Thoughts: I've tried using the fact that the projections $p_1: X \times Y \to X$ and $p_2: X \times Y \to Y$ are continuous, but I did not get far. How should I proceed?

Also need an example to show the reciprocal affirmation isn't right.


2 Answers 2


Fix $x$. Then the "inclusion" $g_x \colon Y \to X \times Y, y \mapsto (x,y)$ is continuous. Indeed, an open set in $X \times Y$ is of the form $\bigcup_i (U_i \times V_i)$ and $g_x^{-1}(\bigcup_i (U_i \times V_i)) = \bigcup_j V_j$ is open, where $J := \{i \in I \mid x \in U_i\}$.

Let $W$ be an open subset of $Z$. Then $f(x)^{-1}(W)=g_x^{-1}(f^{-1}(W))$ is open because $g_x$ and $f$ are continuous.

We usually speak of joint VS separate continuity. It is a topic that still has some active research. But there are not so difficult examples of separately continuous functions that are not jointly continuous. A classical is the following (see also this answer):

$$f \colon \mathbb{R}^2 \to \mathbb{R}, \quad f(x,y) = \begin{cases}\qquad 0 &, x = y = 0\\ \dfrac{xy}{x^2+y^2} &, x^2+y^2 > 0\end{cases}$$

You can easily see that $f(x=0)$ and $f(y=0)$ are continuous because they are constantly $0$. And for values other than $0$, everything is fine. But $f$ is not jointly continuous. Indeed, when $r:=x^2+y^2>0$, you can write $x=r \cos(\phi)$, $y=r \sin(\phi)$ and $f(x,y) = \cos(\phi)\sin(\phi)$. In particular, $f$ is constant along rays starting from $0$, so that there is no "total" limit of $f$ for $(x,y) \to 0$.

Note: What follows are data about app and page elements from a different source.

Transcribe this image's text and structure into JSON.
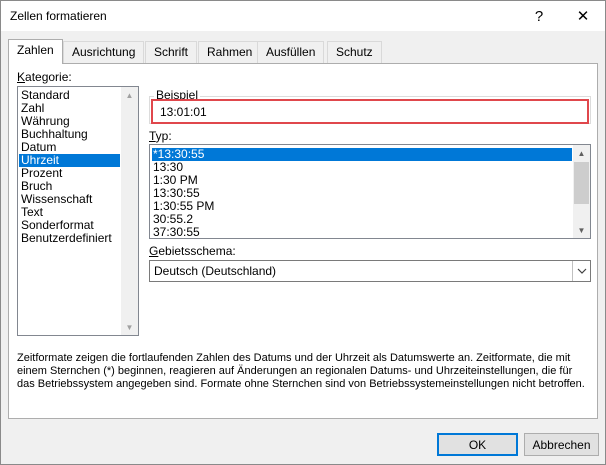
{
  "window": {
    "title": "Zellen formatieren",
    "help": "?",
    "close": "✕"
  },
  "tabs": [
    {
      "label": "Zahlen",
      "active": true
    },
    {
      "label": "Ausrichtung"
    },
    {
      "label": "Schrift"
    },
    {
      "label": "Rahmen"
    },
    {
      "label": "Ausfüllen"
    },
    {
      "label": "Schutz"
    }
  ],
  "category": {
    "label_first": "K",
    "label_rest": "ategorie:",
    "items": [
      "Standard",
      "Zahl",
      "Währung",
      "Buchhaltung",
      "Datum",
      "Uhrzeit",
      "Prozent",
      "Bruch",
      "Wissenschaft",
      "Text",
      "Sonderformat",
      "Benutzerdefiniert"
    ],
    "selected": "Uhrzeit"
  },
  "sample": {
    "label": "Beispiel",
    "value": "13:01:01"
  },
  "type": {
    "label_first": "T",
    "label_rest": "yp:",
    "items": [
      "*13:30:55",
      "13:30",
      "1:30 PM",
      "13:30:55",
      "1:30:55 PM",
      "30:55.2",
      "37:30:55"
    ],
    "selected": "*13:30:55"
  },
  "locale": {
    "label_first": "G",
    "label_rest": "ebietsschema:",
    "value": "Deutsch (Deutschland)"
  },
  "description": "Zeitformate zeigen die fortlaufenden Zahlen des Datums und der Uhrzeit als Datumswerte an. Zeitformate, die mit einem Sternchen (*) beginnen, reagieren auf Änderungen an regionalen Datums- und Uhrzeiteinstellungen, die für das Betriebssystem angegeben sind. Formate ohne Sternchen sind von Betriebssystemeinstellungen nicht betroffen.",
  "buttons": {
    "ok": "OK",
    "cancel": "Abbrechen"
  },
  "colors": {
    "selection": "#0078d7",
    "highlight_box": "#e0474c"
  }
}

Let $x_0\in X$ and prescribe the functions $u:Y\to X$ and $v:Y\to Y$ by $y\mapsto x_0$ and $y\mapsto y$ respectively.

Then $u$ is constant hence continuous and $v$ is identity hence continuous.

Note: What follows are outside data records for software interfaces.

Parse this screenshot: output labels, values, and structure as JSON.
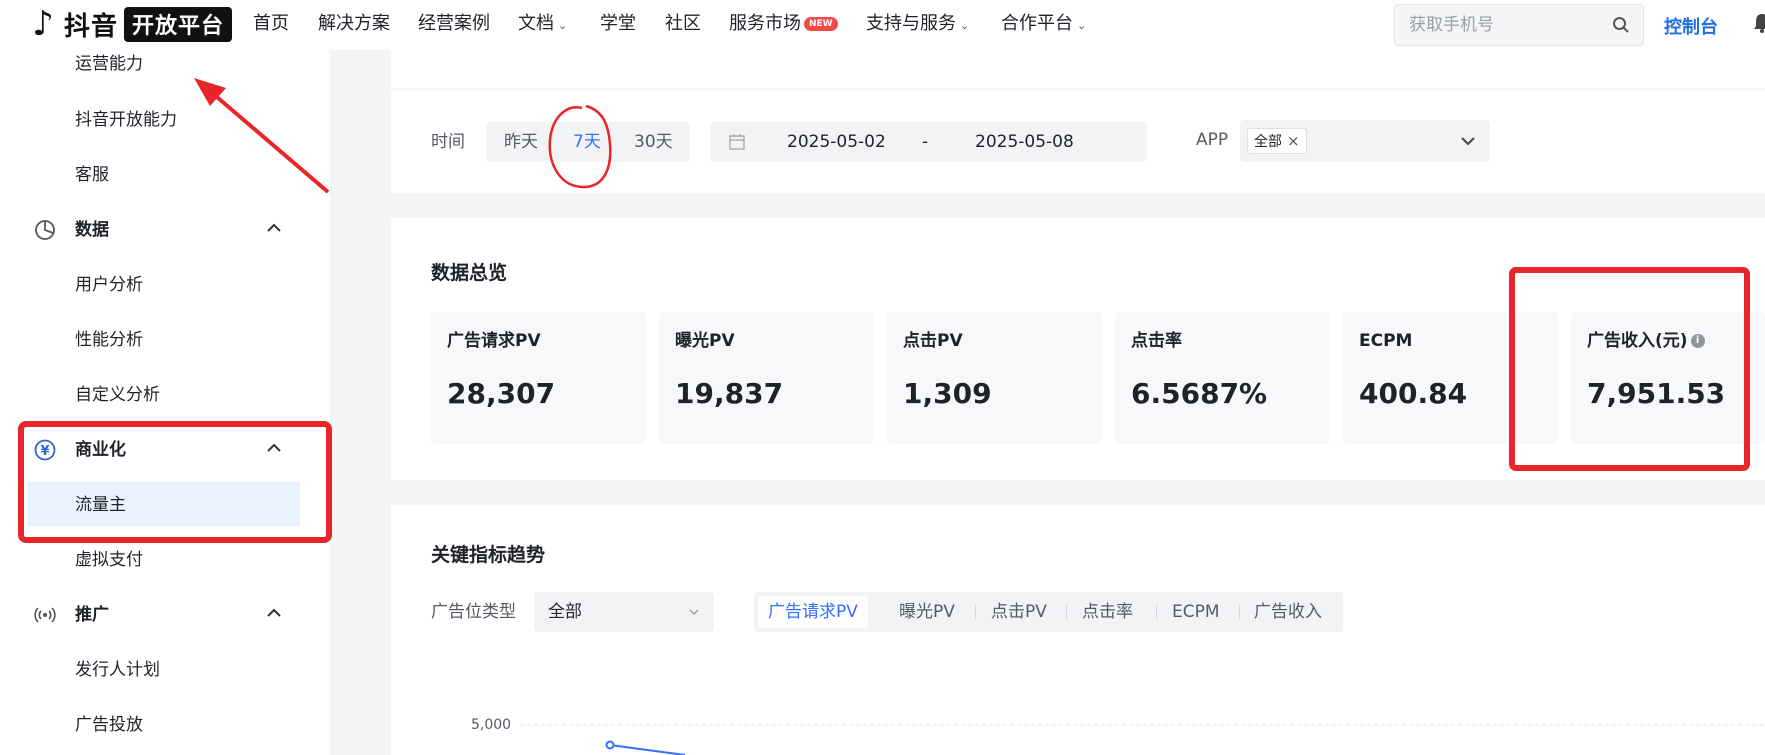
{
  "brand": {
    "name": "抖音",
    "badge": "开放平台"
  },
  "nav": {
    "items": [
      {
        "label": "首页",
        "dropdown": false
      },
      {
        "label": "解决方案",
        "dropdown": false
      },
      {
        "label": "经营案例",
        "dropdown": false
      },
      {
        "label": "文档",
        "dropdown": true
      },
      {
        "label": "学堂",
        "dropdown": false
      },
      {
        "label": "社区",
        "dropdown": false
      },
      {
        "label": "服务市场",
        "dropdown": false,
        "badge": "NEW"
      },
      {
        "label": "支持与服务",
        "dropdown": true
      },
      {
        "label": "合作平台",
        "dropdown": true
      }
    ],
    "search_placeholder": "获取手机号",
    "console": "控制台"
  },
  "sidebar": {
    "items": [
      {
        "type": "sub",
        "label": "运营能力"
      },
      {
        "type": "sub",
        "label": "抖音开放能力"
      },
      {
        "type": "sub",
        "label": "客服"
      },
      {
        "type": "group",
        "label": "数据",
        "icon": "pie-chart-icon",
        "expanded": true
      },
      {
        "type": "sub",
        "label": "用户分析"
      },
      {
        "type": "sub",
        "label": "性能分析"
      },
      {
        "type": "sub",
        "label": "自定义分析"
      },
      {
        "type": "group",
        "label": "商业化",
        "icon": "yuan-circle-icon",
        "expanded": true
      },
      {
        "type": "sub",
        "label": "流量主",
        "active": true
      },
      {
        "type": "sub",
        "label": "虚拟支付"
      },
      {
        "type": "group",
        "label": "推广",
        "icon": "broadcast-icon",
        "expanded": true
      },
      {
        "type": "sub",
        "label": "发行人计划"
      },
      {
        "type": "sub",
        "label": "广告投放"
      }
    ]
  },
  "filters": {
    "time_label": "时间",
    "time_options": [
      "昨天",
      "7天",
      "30天"
    ],
    "time_selected": "7天",
    "date_start": "2025-05-02",
    "date_sep": "-",
    "date_end": "2025-05-08",
    "app_label": "APP",
    "app_tag": "全部"
  },
  "overview": {
    "title": "数据总览",
    "metrics": [
      {
        "label": "广告请求PV",
        "value": "28,307"
      },
      {
        "label": "曝光PV",
        "value": "19,837"
      },
      {
        "label": "点击PV",
        "value": "1,309"
      },
      {
        "label": "点击率",
        "value": "6.5687%"
      },
      {
        "label": "ECPM",
        "value": "400.84"
      },
      {
        "label": "广告收入(元)",
        "value": "7,951.53",
        "info": true
      }
    ]
  },
  "trend": {
    "title": "关键指标趋势",
    "ad_type_label": "广告位类型",
    "ad_type_value": "全部",
    "tabs": [
      "广告请求PV",
      "曝光PV",
      "点击PV",
      "点击率",
      "ECPM",
      "广告收入"
    ],
    "active_tab": "广告请求PV",
    "y_tick": "5,000"
  },
  "colors": {
    "accent": "#3370ff",
    "annotation": "#e8262a",
    "active_bg": "#e8f3ff"
  }
}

Then a unique continuous function $w:Y\to X\times Y$ exists with $p_1\circ w=u$ and $p_2\circ w=v$ where $p_1:X\times Y\to X$ and $p_2:X\times Y\to Y$ denote the projections and are prescribed by $\langle x,y\rangle\mapsto x$ and $\langle x,y\rangle\mapsto y$ respectively.

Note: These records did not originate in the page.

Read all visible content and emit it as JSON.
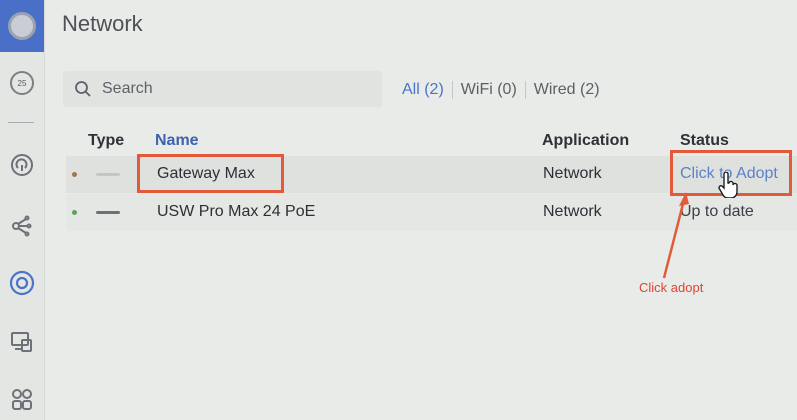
{
  "header": {
    "title": "Network"
  },
  "sidebar": {
    "items": [
      {
        "icon": "circle-logo-icon"
      },
      {
        "icon": "badge-25-icon",
        "label": "25"
      },
      {
        "icon": "circular-arrow-icon"
      },
      {
        "icon": "topology-icon"
      },
      {
        "icon": "target-circle-icon"
      },
      {
        "icon": "devices-icon"
      },
      {
        "icon": "grid-apps-icon"
      }
    ]
  },
  "search": {
    "placeholder": "Search",
    "value": ""
  },
  "filters": [
    {
      "label": "All (2)",
      "active": true
    },
    {
      "label": "WiFi (0)",
      "active": false
    },
    {
      "label": "Wired (2)",
      "active": false
    }
  ],
  "table": {
    "columns": {
      "type": "Type",
      "name": "Name",
      "application": "Application",
      "status": "Status"
    },
    "rows": [
      {
        "name": "Gateway Max",
        "application": "Network",
        "status": "Click to Adopt",
        "status_is_link": true,
        "dot_color": "#a0764a",
        "icon_color": "#c4c6c4"
      },
      {
        "name": "USW Pro Max 24 PoE",
        "application": "Network",
        "status": "Up to date",
        "status_is_link": false,
        "dot_color": "#5fa05a",
        "icon_color": "#6e7277"
      }
    ]
  },
  "annotation": {
    "text": "Click adopt",
    "color": "#e25a3a"
  },
  "colors": {
    "accent": "#4a74c9",
    "sidebar_logo": "#4a6fc7"
  }
}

This means that $w$ is prescribed by $y\mapsto\langle x_0,y\rangle$.

Then function $f\circ w:Y\to Z$ is continuous as composition of continuous functions and it is prescribed by $y\mapsto f(x_0,y)$.

This can be done for any fixed $x_0\in X$ and likewise it can be shown that for any fixed $y_0\in Y$ the function $X\to Z$ prescribed by $x\mapsto f(x,y_0)$ is continuous.


You must log in to answer this question.

Not the answer you're looking for? Browse other questions tagged .